Visit Center McMechen Elementary and see for yourself.

This past summer, educators at the school studied Adverse Childhood Experiences (and evaluated their own ACE scores—to better understand their students’ trauma). They opened up a Calm Down room (and started issuing Calm Down cards), because they found that kids with this much pain needed the space to cool off—not more punishment. Mr. Richmond started an after school program called Boys Club, where some of the kids who are most despondent in class get to learn in different ways (life skills, citizenship, or lately a big on-campus landscaping project where the kids got to design, compare prices, and start building). Other educators partnered with local churches on a weekend meal program for families—to help get food into homes. On occasion, the school will even wash a child’s clothes.

This is what innovation really looks like, and it’s happening across the state: hard-working people on the front lines of our drug crisis, trying everything they can think of to love on these children.

Inequality isn’t just about wealth; it’s about pain. Like first responders, child care workers, and public defenders… teachers and school service personnel bear more than their fair share of our state’s pain. It takes a toll on them too.

84% of students at Center McMechen live below the poverty line, most of any school in the district. But their students score 3rd highest on standardized tests.
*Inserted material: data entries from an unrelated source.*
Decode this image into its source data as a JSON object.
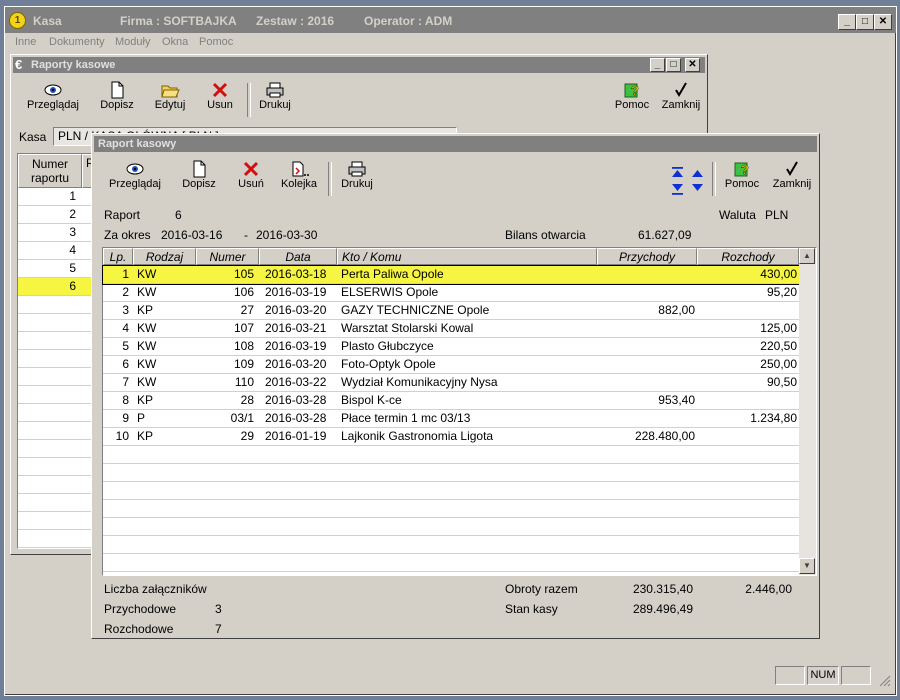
{
  "app": {
    "title": "Kasa",
    "firma": "Firma : SOFTBAJKA",
    "zestaw": "Zestaw : 2016",
    "operator": "Operator : ADM",
    "logo_char": "1"
  },
  "menu": [
    "Inne",
    "Dokumenty",
    "Moduły",
    "Okna",
    "Pomoc"
  ],
  "raporty": {
    "title": "Raporty kasowe",
    "toolbar": {
      "przegladaj": "Przeglądaj",
      "dopisz": "Dopisz",
      "edytuj": "Edytuj",
      "usun": "Usun",
      "drukuj": "Drukuj",
      "pomoc": "Pomoc",
      "zamknij": "Zamknij"
    },
    "kasa_label": "Kasa",
    "kasa_value": "PLN / KASA GŁÓWNA [ PLN ]",
    "col_numer": "Numer raportu",
    "col_p": "P",
    "numbers": [
      "1",
      "2",
      "3",
      "4",
      "5",
      "6"
    ]
  },
  "raport": {
    "title": "Raport kasowy",
    "toolbar": {
      "przegladaj": "Przeglądaj",
      "dopisz": "Dopisz",
      "usun": "Usuń",
      "kolejka": "Kolejka",
      "drukuj": "Drukuj",
      "pomoc": "Pomoc",
      "zamknij": "Zamknij"
    },
    "raport_label": "Raport",
    "raport_number": "6",
    "waluta_label": "Waluta",
    "waluta_value": "PLN",
    "okres_label": "Za okres",
    "okres_od": "2016-03-16",
    "okres_sep": "-",
    "okres_do": "2016-03-30",
    "bilans_label": "Bilans otwarcia",
    "bilans_value": "61.627,09",
    "columns": {
      "lp": "Lp.",
      "rodzaj": "Rodzaj",
      "numer": "Numer",
      "data": "Data",
      "kto": "Kto / Komu",
      "przychody": "Przychody",
      "rozchody": "Rozchody"
    },
    "rows": [
      {
        "lp": "1",
        "rodzaj": "KW",
        "numer": "105",
        "data": "2016-03-18",
        "kto": "Perta Paliwa Opole",
        "przychody": "",
        "rozchody": "430,00"
      },
      {
        "lp": "2",
        "rodzaj": "KW",
        "numer": "106",
        "data": "2016-03-19",
        "kto": "ELSERWIS Opole",
        "przychody": "",
        "rozchody": "95,20"
      },
      {
        "lp": "3",
        "rodzaj": "KP",
        "numer": "27",
        "data": "2016-03-20",
        "kto": "GAZY TECHNICZNE Opole",
        "przychody": "882,00",
        "rozchody": ""
      },
      {
        "lp": "4",
        "rodzaj": "KW",
        "numer": "107",
        "data": "2016-03-21",
        "kto": "Warsztat Stolarski Kowal",
        "przychody": "",
        "rozchody": "125,00"
      },
      {
        "lp": "5",
        "rodzaj": "KW",
        "numer": "108",
        "data": "2016-03-19",
        "kto": "Plasto  Głubczyce",
        "przychody": "",
        "rozchody": "220,50"
      },
      {
        "lp": "6",
        "rodzaj": "KW",
        "numer": "109",
        "data": "2016-03-20",
        "kto": "Foto-Optyk Opole",
        "przychody": "",
        "rozchody": "250,00"
      },
      {
        "lp": "7",
        "rodzaj": "KW",
        "numer": "110",
        "data": "2016-03-22",
        "kto": "Wydział Komunikacyjny Nysa",
        "przychody": "",
        "rozchody": "90,50"
      },
      {
        "lp": "8",
        "rodzaj": "KP",
        "numer": "28",
        "data": "2016-03-28",
        "kto": "Bispol K-ce",
        "przychody": "953,40",
        "rozchody": ""
      },
      {
        "lp": "9",
        "rodzaj": "P",
        "numer": "03/1",
        "data": "2016-03-28",
        "kto": "Płace termin 1 mc 03/13",
        "przychody": "",
        "rozchody": "1.234,80"
      },
      {
        "lp": "10",
        "rodzaj": "KP",
        "numer": "29",
        "data": "2016-01-19",
        "kto": "Lajkonik  Gastronomia Ligota",
        "przychody": "228.480,00",
        "rozchody": ""
      }
    ],
    "footer": {
      "zalaczniki_label": "Liczba załączników",
      "przychodowe_label": "Przychodowe",
      "przychodowe_value": "3",
      "rozchodowe_label": "Rozchodowe",
      "rozchodowe_value": "7",
      "obroty_label": "Obroty razem",
      "obroty_przychody": "230.315,40",
      "obroty_rozchody": "2.446,00",
      "stan_label": "Stan kasy",
      "stan_value": "289.496,49"
    }
  },
  "status": {
    "num": "NUM"
  },
  "colors": {
    "highlight": "#f5f542",
    "title_inactive": "#808080",
    "window_bg": "#d4d0c8"
  }
}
“We do more with less,” summarized Principal Arica Holt.

See some of our plans to address this issue: